BEGIN Supplied records

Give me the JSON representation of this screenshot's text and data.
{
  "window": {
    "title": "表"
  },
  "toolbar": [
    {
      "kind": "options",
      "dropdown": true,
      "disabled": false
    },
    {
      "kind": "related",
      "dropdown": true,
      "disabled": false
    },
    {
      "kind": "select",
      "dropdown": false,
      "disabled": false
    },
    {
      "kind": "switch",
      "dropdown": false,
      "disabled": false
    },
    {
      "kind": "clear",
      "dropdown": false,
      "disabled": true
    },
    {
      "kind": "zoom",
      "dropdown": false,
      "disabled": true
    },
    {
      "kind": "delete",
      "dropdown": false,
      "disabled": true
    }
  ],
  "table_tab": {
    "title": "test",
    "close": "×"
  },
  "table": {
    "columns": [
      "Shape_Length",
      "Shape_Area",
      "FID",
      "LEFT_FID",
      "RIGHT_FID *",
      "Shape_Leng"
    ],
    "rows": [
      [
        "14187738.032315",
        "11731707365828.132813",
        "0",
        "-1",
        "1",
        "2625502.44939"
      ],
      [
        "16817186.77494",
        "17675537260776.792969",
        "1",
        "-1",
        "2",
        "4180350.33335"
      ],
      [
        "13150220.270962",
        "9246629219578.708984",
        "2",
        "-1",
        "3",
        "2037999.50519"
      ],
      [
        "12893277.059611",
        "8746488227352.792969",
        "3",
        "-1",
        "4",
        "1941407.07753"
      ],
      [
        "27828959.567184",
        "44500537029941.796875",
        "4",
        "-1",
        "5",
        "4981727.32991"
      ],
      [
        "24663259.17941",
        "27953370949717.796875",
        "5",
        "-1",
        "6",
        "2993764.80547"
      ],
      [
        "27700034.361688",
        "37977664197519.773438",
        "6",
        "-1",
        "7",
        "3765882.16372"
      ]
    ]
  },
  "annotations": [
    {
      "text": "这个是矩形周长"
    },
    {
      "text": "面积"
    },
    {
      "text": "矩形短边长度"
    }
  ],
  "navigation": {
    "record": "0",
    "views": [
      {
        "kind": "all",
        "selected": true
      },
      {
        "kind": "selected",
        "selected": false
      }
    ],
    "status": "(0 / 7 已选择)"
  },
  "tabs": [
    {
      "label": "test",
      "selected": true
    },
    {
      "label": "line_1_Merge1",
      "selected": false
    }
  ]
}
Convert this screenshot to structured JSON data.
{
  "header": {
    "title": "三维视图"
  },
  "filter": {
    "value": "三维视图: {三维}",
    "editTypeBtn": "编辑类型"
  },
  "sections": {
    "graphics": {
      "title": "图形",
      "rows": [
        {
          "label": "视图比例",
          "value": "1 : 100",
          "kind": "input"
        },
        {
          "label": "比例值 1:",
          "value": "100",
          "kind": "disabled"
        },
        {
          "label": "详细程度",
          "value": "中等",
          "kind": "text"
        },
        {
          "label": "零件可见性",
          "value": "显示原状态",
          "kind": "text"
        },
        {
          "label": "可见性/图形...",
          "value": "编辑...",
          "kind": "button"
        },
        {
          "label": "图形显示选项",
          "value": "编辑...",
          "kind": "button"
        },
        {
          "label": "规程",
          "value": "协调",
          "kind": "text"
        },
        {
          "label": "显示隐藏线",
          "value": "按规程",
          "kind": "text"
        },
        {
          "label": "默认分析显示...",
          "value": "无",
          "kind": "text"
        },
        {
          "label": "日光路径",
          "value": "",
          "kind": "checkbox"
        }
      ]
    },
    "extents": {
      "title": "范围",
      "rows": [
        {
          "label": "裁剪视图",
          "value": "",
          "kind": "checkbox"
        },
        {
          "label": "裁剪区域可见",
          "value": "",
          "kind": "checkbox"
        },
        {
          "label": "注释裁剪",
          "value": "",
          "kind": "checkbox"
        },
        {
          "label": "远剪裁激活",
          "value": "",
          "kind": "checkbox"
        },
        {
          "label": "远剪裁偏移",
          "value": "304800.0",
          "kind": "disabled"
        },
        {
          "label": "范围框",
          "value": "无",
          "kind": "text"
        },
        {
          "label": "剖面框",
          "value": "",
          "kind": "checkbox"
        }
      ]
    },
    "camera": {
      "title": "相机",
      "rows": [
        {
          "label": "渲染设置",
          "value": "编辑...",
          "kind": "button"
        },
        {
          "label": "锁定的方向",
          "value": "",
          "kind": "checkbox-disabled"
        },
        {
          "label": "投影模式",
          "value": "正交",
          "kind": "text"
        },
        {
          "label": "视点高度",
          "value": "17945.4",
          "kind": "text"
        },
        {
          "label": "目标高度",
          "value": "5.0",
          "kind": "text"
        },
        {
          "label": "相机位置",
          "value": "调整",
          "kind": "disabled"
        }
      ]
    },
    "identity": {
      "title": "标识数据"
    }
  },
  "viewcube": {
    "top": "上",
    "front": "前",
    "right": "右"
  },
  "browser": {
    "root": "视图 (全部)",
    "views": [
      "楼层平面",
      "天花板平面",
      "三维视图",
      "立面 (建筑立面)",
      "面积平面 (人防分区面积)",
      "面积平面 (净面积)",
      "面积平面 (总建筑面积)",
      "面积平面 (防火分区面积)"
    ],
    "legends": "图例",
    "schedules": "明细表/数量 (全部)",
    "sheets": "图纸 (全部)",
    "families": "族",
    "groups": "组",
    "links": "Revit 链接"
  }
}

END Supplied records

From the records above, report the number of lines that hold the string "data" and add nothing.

*Task result:*
2